What to work on
The answer must be an exact copy of the entries that follow, with all images removed.
******************************
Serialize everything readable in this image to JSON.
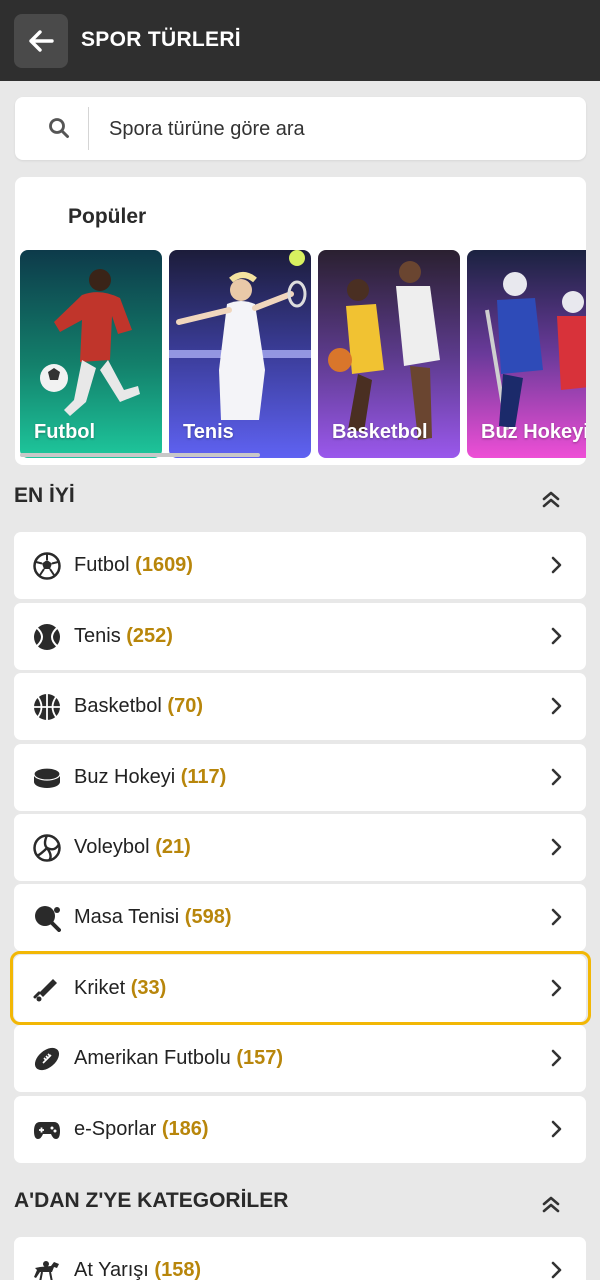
{
  "header": {
    "title": "SPOR TÜRLERİ",
    "back_icon": "arrow-left-icon"
  },
  "search": {
    "placeholder": "Spora türüne göre ara",
    "value": "",
    "icon": "search-icon"
  },
  "popular": {
    "title": "Popüler",
    "cards": [
      {
        "label": "Futbol",
        "color": "#16b38f"
      },
      {
        "label": "Tenis",
        "color": "#5a5cf0"
      },
      {
        "label": "Basketbol",
        "color": "#8b4fe0"
      },
      {
        "label": "Buz Hokeyi",
        "color": "#e44fd0"
      }
    ]
  },
  "best": {
    "title": "EN İYİ",
    "items": [
      {
        "name": "Futbol",
        "count": "(1609)",
        "icon": "soccer-ball-icon"
      },
      {
        "name": "Tenis",
        "count": "(252)",
        "icon": "tennis-ball-icon"
      },
      {
        "name": "Basketbol",
        "count": "(70)",
        "icon": "basketball-icon"
      },
      {
        "name": "Buz Hokeyi",
        "count": "(117)",
        "icon": "hockey-puck-icon"
      },
      {
        "name": "Voleybol",
        "count": "(21)",
        "icon": "volleyball-icon"
      },
      {
        "name": "Masa Tenisi",
        "count": "(598)",
        "icon": "ping-pong-icon"
      },
      {
        "name": "Kriket",
        "count": "(33)",
        "icon": "cricket-bat-icon"
      },
      {
        "name": "Amerikan Futbolu",
        "count": "(157)",
        "icon": "american-football-icon"
      },
      {
        "name": "e-Sporlar",
        "count": "(186)",
        "icon": "gamepad-icon"
      }
    ]
  },
  "az": {
    "title": "A'DAN Z'YE KATEGORİLER",
    "items": [
      {
        "name": "At Yarışı",
        "count": "(158)",
        "icon": "horse-icon"
      }
    ]
  },
  "colors": {
    "count": "#b8860b",
    "highlight": "#f2b705",
    "topbar": "#2f2f2f"
  }
}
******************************
Exercise solution
Serialize everything readable in this image to JSON.
{
  "header": {
    "title": "SPOR TÜRLERİ",
    "back_icon": "arrow-left-icon"
  },
  "search": {
    "placeholder": "Spora türüne göre ara",
    "value": "",
    "icon": "search-icon"
  },
  "popular": {
    "title": "Popüler",
    "cards": [
      {
        "label": "Futbol",
        "color": "#16b38f"
      },
      {
        "label": "Tenis",
        "color": "#5a5cf0"
      },
      {
        "label": "Basketbol",
        "color": "#8b4fe0"
      },
      {
        "label": "Buz Hokeyi",
        "color": "#e44fd0"
      }
    ]
  },
  "best": {
    "title": "EN İYİ",
    "items": [
      {
        "name": "Futbol",
        "count": "(1609)",
        "icon": "soccer-ball-icon"
      },
      {
        "name": "Tenis",
        "count": "(252)",
        "icon": "tennis-ball-icon"
      },
      {
        "name": "Basketbol",
        "count": "(70)",
        "icon": "basketball-icon"
      },
      {
        "name": "Buz Hokeyi",
        "count": "(117)",
        "icon": "hockey-puck-icon"
      },
      {
        "name": "Voleybol",
        "count": "(21)",
        "icon": "volleyball-icon"
      },
      {
        "name": "Masa Tenisi",
        "count": "(598)",
        "icon": "ping-pong-icon"
      },
      {
        "name": "Kriket",
        "count": "(33)",
        "icon": "cricket-bat-icon"
      },
      {
        "name": "Amerikan Futbolu",
        "count": "(157)",
        "icon": "american-football-icon"
      },
      {
        "name": "e-Sporlar",
        "count": "(186)",
        "icon": "gamepad-icon"
      }
    ]
  },
  "az": {
    "title": "A'DAN Z'YE KATEGORİLER",
    "items": [
      {
        "name": "At Yarışı",
        "count": "(158)",
        "icon": "horse-icon"
      }
    ]
  },
  "colors": {
    "count": "#b8860b",
    "highlight": "#f2b705",
    "topbar": "#2f2f2f"
  }
}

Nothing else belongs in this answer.